Regardless of how good or bad your equipment and technique is, at the end of this chain you are now in your computer looking at the image. What can you do?

First off, expect your image to look blurry when you first view it. What?? I paid thousands for this equipment and it makes blurry images? Yes. if you shoot raw images (always shoot raw unless you have a very good and specific reason not to), almost no processing has been done on it when you first see it on screen.

All those steps in the sharpness chain guarantee that is seems less sharp to you than you expect. Don’t worry. If you have done your job well you have good data to work with. We can do wonders to increase the perception of sharpness.

It is the “edges” in your image, the transitions from darker to lighter, that give the perception of sharpness. We have many tools and techniques these days to increase the contrast of these edges.

Lightroom tools

If you work in Lightroom, as I do, (or Camera Raw, the equivalent) the Presence section has 2 magic tools: Texture and Clarity. Clarity is a bigger hammer. It increases edge contrast overall. It can really make an image seem to pop.

Texture is fairly new. It is kind of like Clarity, but gentler and more selective. Increasing Texture concentrates on mid range edges. That is, it ignores the most contrast and least contrast edges and enhances the middle ones. This is a subtle and more fine-grained control. It is a welcome addition to the tool kit.

Then for finishing an image there are the traditional Sharpening controls in the Detail section. This lets us tune the overall effect by controlling the amount, radius, and detail of the sharpening while being able to use the mask control to adjust the area it is applied to.

These Lightroom controls are often all that is required to achieve great perceived sharpness. The more I learn the more I am able to completely finish many images using only Lightroom.

Photoshop tools

Your workflow or preferences or image needs may take you to Photoshop, the traditional big gun for image processing. There are several tools and techniques that can be used to increase perceived sharpness.

My go-to tool for Photoshop sharpening is the Smart Sharpen filter. This gives marvelous results and lots of control. It even effectively lets us use Blend-If to selectively fade the sharpening application to highlights and shadows. It is a great tool. And yes, you can go crazy and make the image look horrible, too.

Another traditional filter is Unsharp Mask. I won’t try to explain why blurring can cause the image to look sharper. It is one of the great mysteries of photography. Maybe a future article. Anyway, this is a software simulation of a technique used by film people to increase sharpness of their prints. It works well. It has somewhat less control than Smart Sharpen, but it is good.

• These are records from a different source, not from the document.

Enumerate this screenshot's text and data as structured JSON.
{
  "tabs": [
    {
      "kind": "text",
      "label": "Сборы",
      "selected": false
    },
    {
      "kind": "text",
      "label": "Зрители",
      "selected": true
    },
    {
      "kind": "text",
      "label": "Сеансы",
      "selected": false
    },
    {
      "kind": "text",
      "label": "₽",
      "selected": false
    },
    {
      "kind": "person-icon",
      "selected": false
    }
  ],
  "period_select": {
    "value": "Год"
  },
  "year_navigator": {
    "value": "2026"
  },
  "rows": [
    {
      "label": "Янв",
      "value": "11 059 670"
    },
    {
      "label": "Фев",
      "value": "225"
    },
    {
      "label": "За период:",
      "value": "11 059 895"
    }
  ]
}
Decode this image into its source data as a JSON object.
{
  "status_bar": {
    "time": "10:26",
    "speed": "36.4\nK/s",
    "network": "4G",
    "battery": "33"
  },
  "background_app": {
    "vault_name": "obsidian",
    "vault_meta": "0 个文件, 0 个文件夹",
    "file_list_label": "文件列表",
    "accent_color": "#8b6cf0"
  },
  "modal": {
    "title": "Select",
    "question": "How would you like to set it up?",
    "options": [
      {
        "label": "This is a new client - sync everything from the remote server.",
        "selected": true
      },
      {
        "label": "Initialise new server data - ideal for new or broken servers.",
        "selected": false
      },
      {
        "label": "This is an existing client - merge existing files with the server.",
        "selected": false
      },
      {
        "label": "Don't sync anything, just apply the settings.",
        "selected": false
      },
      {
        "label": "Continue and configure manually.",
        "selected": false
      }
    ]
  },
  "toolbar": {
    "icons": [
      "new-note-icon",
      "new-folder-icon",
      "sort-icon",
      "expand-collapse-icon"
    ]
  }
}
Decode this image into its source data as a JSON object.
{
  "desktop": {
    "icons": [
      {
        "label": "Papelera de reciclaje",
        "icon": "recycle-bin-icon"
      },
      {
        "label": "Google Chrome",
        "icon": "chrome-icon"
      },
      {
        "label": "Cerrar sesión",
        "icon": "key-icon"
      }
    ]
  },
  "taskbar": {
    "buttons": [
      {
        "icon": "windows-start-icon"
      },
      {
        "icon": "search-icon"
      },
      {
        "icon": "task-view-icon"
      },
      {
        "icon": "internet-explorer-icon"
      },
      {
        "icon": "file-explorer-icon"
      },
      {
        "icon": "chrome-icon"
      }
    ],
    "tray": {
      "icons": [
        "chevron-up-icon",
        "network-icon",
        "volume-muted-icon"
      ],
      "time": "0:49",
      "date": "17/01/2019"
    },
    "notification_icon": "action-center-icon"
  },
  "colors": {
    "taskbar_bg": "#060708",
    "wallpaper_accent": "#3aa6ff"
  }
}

Then there is the HIgh Pass filter. You almost have to be an engineer to understand the concept, but basically it increases the contrast of the tones at edges to make the image look sharper. It is a very old tool, but it works great for some things.

There are many possibilities in Photoshop, but I will stop with the Sharpen tool. It is a tool, not a filter. It is brushed on. This lets you brush a sharpening effect very selectively where you want it. It works, but be careful. It is a destructive tool.

Perception is reality

There are many options to use and most of them can be combined in various ways to meet your needs. But in the discussion, I kept talking about the “perceived” sharpness. This is the reality of our imaging world. All those stages in the sharpness chain lose quality. The operations we can do in software can make our image look very good. But all these tools we use are trying to simulate what the original scene or our creative vision looked like. All operate on the principle of enhancing edges to make the image look sharper.

These operations do not actually make the image sharp. They make it appear sharp to the viewer. Maybe it is too fine a distinction. For most of us, all we care about is that it looks good.

If an image is actually out of focus or blurred badly from camera shake or subject motion we cannot make it perfect. Yes, AI is getting better all the time, but it can’t really make something out of nothing.

The good news is that these days we have excellent tools for controlling perceived sharpness and making our images almost as sharp looking as we wish.